▶ Assigned task
Determine the number of lines below that contain "Port". Write nothing but that number.
········
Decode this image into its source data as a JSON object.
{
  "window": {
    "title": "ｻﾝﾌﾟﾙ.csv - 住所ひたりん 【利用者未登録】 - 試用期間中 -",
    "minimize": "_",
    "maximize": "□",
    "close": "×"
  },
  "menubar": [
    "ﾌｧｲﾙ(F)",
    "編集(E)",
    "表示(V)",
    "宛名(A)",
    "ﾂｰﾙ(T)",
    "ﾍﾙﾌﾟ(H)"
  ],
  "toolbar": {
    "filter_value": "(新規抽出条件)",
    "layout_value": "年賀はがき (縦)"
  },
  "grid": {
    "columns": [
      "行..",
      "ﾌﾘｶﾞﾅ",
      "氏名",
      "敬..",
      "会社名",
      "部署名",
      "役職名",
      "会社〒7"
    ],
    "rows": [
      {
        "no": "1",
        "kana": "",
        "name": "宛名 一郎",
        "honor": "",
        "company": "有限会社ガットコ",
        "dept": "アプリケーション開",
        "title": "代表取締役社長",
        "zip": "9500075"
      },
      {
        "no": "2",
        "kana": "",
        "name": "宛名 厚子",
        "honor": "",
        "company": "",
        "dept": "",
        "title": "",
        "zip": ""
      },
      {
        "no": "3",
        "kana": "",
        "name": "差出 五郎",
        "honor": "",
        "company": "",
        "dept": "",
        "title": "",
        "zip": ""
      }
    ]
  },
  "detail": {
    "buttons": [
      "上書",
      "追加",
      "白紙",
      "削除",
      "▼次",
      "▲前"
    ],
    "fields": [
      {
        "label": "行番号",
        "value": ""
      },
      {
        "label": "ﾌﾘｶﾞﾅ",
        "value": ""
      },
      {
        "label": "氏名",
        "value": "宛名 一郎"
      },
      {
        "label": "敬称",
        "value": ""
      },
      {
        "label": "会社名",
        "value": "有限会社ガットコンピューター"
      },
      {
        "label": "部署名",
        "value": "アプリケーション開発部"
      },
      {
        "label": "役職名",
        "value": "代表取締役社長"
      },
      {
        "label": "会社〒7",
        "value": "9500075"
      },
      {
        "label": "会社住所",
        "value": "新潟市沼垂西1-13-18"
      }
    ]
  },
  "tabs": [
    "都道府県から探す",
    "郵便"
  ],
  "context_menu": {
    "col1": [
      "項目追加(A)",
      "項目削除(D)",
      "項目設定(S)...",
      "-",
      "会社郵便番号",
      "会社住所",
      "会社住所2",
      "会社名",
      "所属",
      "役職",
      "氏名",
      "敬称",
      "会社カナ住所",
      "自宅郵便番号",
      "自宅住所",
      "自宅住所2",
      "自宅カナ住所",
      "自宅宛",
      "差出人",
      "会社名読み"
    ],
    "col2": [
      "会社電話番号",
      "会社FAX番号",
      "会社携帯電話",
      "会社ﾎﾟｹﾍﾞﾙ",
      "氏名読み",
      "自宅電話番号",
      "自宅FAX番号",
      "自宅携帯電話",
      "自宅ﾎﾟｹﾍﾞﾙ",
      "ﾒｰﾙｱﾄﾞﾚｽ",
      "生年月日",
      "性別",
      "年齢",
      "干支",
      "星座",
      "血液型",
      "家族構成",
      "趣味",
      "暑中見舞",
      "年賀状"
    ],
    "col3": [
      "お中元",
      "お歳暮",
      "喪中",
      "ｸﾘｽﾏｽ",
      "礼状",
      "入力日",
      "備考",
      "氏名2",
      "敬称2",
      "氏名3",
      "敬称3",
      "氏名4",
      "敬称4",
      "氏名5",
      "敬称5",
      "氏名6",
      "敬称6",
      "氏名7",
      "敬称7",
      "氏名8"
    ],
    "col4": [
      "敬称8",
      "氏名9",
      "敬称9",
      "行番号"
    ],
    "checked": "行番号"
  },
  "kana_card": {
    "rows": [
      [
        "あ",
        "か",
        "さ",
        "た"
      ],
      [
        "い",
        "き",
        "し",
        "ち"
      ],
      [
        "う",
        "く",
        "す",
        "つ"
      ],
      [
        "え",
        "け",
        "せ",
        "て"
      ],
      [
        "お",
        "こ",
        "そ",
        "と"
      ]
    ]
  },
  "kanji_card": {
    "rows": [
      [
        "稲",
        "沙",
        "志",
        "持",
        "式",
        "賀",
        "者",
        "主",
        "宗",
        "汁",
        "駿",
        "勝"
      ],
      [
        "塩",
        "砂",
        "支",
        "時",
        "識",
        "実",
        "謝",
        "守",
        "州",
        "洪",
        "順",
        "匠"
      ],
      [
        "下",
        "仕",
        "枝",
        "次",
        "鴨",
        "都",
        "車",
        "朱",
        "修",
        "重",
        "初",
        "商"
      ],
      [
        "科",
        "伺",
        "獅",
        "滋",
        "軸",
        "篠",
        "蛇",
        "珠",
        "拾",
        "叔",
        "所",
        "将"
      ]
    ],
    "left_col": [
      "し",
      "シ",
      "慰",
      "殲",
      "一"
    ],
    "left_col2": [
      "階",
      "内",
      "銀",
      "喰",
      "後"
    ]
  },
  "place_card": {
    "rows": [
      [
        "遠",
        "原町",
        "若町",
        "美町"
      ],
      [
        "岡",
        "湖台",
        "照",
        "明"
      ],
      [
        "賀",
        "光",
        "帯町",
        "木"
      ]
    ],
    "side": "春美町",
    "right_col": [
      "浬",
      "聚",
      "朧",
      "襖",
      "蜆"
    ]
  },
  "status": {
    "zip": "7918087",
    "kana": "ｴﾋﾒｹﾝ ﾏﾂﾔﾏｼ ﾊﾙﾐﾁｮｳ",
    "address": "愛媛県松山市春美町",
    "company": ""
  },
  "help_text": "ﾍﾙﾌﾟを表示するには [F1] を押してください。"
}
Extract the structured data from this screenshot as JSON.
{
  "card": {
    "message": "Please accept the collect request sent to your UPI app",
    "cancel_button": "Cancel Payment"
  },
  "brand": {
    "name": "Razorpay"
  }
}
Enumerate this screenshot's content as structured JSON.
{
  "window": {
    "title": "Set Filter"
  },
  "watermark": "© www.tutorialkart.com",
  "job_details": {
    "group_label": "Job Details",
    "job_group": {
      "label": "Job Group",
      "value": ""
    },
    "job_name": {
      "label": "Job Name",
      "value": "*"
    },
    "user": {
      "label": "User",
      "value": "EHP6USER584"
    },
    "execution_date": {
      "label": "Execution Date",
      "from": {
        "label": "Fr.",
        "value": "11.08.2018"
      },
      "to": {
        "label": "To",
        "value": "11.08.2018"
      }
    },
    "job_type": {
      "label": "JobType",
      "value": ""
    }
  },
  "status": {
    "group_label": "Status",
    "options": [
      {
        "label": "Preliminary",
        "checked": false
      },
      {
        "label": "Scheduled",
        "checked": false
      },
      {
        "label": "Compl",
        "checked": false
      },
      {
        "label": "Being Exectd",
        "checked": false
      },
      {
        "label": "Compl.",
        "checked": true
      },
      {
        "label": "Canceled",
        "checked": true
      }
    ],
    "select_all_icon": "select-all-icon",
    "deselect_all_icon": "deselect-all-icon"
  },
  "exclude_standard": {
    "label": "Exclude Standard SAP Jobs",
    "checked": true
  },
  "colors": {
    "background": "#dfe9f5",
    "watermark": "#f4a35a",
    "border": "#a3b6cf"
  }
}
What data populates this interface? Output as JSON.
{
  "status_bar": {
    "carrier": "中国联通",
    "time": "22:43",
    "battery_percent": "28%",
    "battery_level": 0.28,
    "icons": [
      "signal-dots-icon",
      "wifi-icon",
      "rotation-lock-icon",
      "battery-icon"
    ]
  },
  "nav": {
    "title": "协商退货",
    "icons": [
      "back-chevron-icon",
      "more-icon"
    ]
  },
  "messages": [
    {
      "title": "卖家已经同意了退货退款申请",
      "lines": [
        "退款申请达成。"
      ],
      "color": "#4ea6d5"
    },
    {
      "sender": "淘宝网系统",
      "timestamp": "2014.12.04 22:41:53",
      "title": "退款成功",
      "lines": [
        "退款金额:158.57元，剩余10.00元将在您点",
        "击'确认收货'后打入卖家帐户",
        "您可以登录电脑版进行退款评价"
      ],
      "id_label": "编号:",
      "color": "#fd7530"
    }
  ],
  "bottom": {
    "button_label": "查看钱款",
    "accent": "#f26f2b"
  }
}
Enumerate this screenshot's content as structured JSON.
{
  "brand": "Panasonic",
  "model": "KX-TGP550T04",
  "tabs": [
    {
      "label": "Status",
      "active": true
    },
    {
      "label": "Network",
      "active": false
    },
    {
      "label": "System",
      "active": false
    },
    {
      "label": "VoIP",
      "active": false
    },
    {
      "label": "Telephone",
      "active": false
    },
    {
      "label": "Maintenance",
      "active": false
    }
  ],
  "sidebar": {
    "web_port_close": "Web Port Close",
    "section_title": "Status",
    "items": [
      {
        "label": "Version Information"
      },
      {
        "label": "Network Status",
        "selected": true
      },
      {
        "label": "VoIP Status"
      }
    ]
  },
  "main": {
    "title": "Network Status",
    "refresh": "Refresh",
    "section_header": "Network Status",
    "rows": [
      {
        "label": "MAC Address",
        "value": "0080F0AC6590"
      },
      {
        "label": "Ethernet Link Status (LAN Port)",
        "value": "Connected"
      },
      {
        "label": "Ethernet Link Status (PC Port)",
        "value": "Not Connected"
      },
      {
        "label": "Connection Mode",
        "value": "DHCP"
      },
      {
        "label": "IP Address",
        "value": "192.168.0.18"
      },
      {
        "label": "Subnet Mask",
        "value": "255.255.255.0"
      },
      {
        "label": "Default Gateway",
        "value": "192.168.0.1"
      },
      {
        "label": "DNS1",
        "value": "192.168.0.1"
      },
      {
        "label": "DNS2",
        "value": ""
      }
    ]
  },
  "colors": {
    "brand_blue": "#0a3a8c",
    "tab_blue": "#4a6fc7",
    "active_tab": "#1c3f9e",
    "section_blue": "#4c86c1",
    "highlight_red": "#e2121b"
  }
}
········
▶ Response below
3